Close to the Rapids, previously documented sites such as Cerro Pintado and Cerro Paloma (left bank, opposite the Rapids) have some of the largest petroglyphs currently known in northern South America. The production of engravings on this monumental scale is a phenomenon apparently unique to the Middle Orinoco (see Tavera-Acosta Reference Tavera-Acosta1956)—these motifs share stylistic elements with the Rapids. Future research will focus on linking the Rapids rock art to neighbouring regions through analytically explicit techniques (e.g. locational modelling and formal network analysis). Although the study area stands out in many respects, the corpus is clearly embedded in a broader supra-regional aesthetic tradition. It is undoubtedly the work of multiple authors working in significantly different cultural milieux and conditions. This necessitates clearer definitions of the many overlapping elements and characteristics discussed here, which will provide stronger models of the social roles played by rock art over time, across this vast region.

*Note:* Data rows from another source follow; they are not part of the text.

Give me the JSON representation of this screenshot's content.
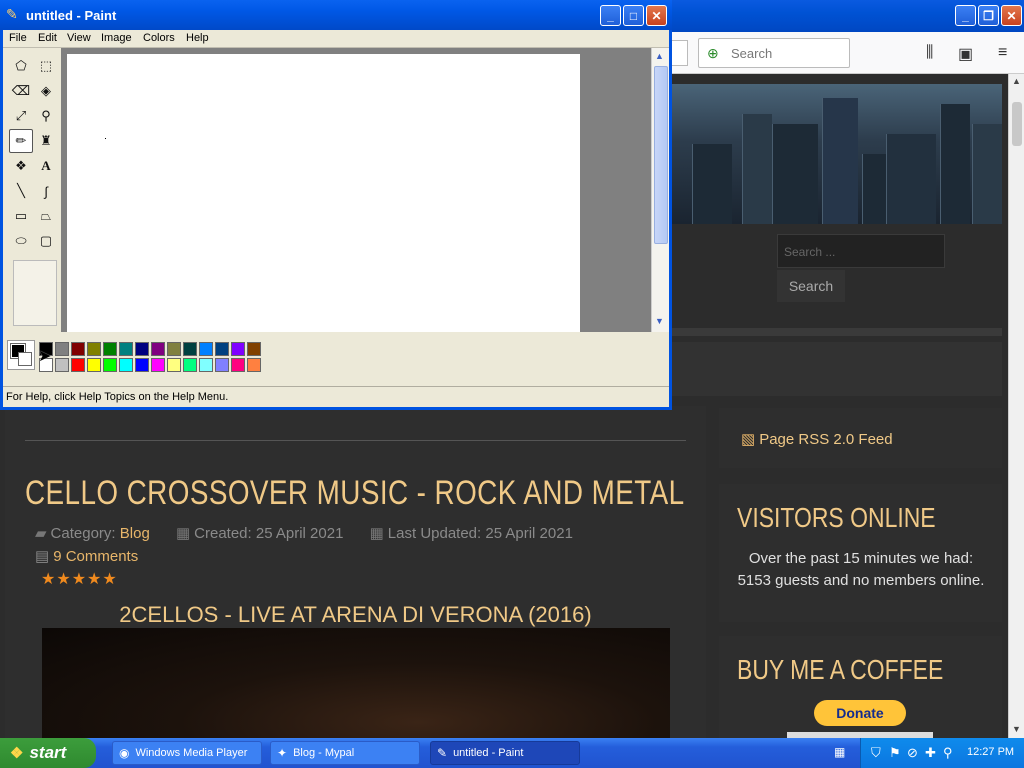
{
  "browser": {
    "search_placeholder": "Search",
    "page": {
      "widget_search_placeholder": "Search ...",
      "widget_search_button": "Search",
      "article": {
        "title": "CELLO CROSSOVER MUSIC - ROCK AND METAL",
        "category_label": "Category:",
        "category_value": "Blog",
        "created": "Created: 25 April 2021",
        "updated": "Last Updated: 25 April 2021",
        "comments": "9 Comments",
        "stars": "★★★★★",
        "video_title": "2CELLOS - LIVE AT ARENA DI VERONA (2016)"
      },
      "rss": "Page RSS 2.0 Feed",
      "visitors": {
        "heading": "VISITORS ONLINE",
        "body": "Over the past 15 minutes we had: 5153 guests and no members online."
      },
      "coffee": {
        "heading": "BUY ME A COFFEE",
        "donate": "Donate"
      }
    }
  },
  "paint": {
    "title": "untitled - Paint",
    "menu": [
      "File",
      "Edit",
      "View",
      "Image",
      "Colors",
      "Help"
    ],
    "status": "For Help, click Help Topics on the Help Menu.",
    "palette_top": [
      "#000000",
      "#808080",
      "#800000",
      "#808000",
      "#008000",
      "#008080",
      "#000080",
      "#800080",
      "#808040",
      "#004040",
      "#0080ff",
      "#004080",
      "#8000ff",
      "#804000"
    ],
    "palette_bottom": [
      "#ffffff",
      "#c0c0c0",
      "#ff0000",
      "#ffff00",
      "#00ff00",
      "#00ffff",
      "#0000ff",
      "#ff00ff",
      "#ffff80",
      "#00ff80",
      "#80ffff",
      "#8080ff",
      "#ff0080",
      "#ff8040"
    ]
  },
  "taskbar": {
    "start": "start",
    "tasks": [
      {
        "label": "Windows Media Player"
      },
      {
        "label": "Blog - Mypal"
      },
      {
        "label": "untitled - Paint"
      }
    ],
    "clock": "12:27 PM"
  }
}
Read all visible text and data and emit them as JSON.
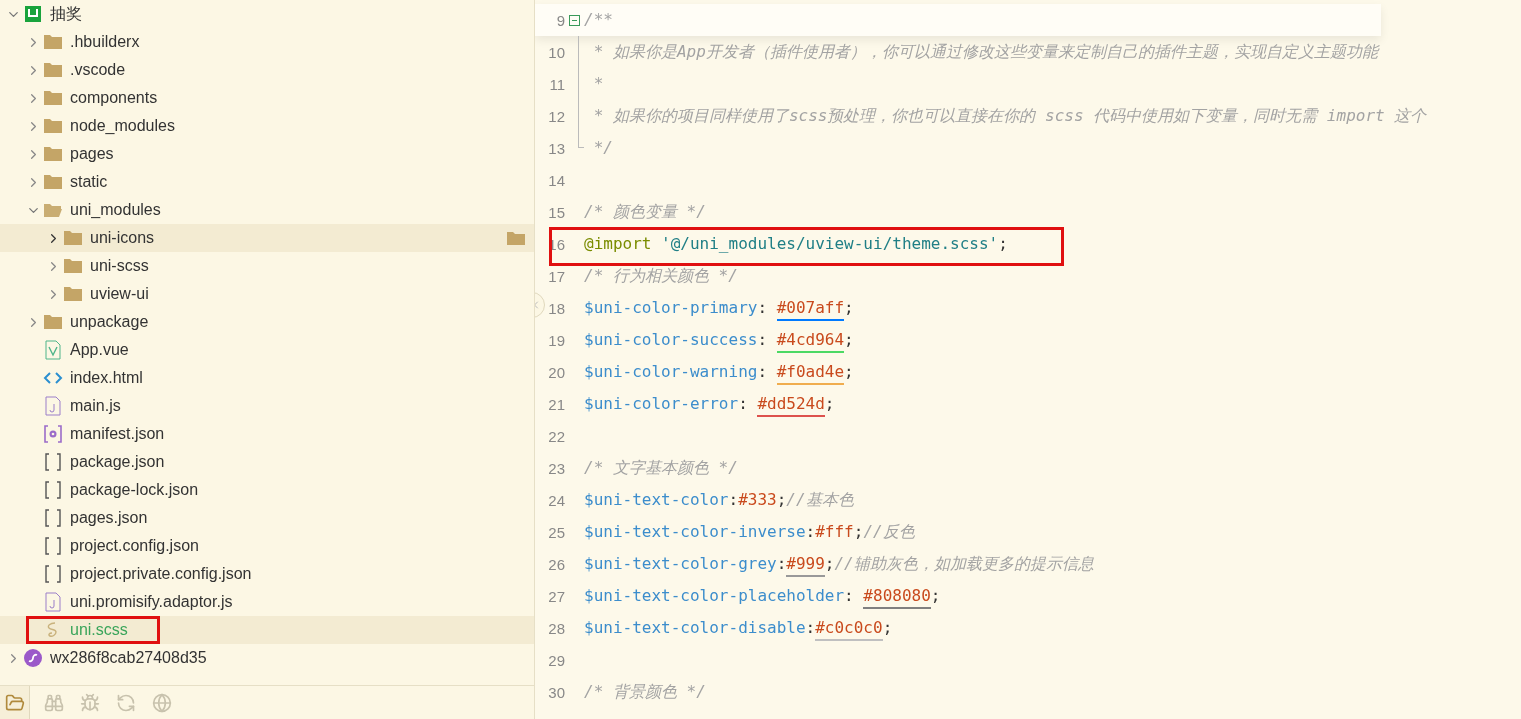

This research was carried out under a Leverhulme Trust Research Grant (RPG-2014-234) obtained by project PI José Oliver. His help in the preparation of this paper is gratefully acknowledged, particularly regarding access to J.M. Cruxent's unpublished diaries. The fieldwork in Venezuela was made possible by support from the Instituto Venezolano de Investigaciones Cientificas, and from Juan Carlos García in Puerto Ayacucho. Tom Owen is also thanked for his insightful comments. Any errors are the author's responsibility.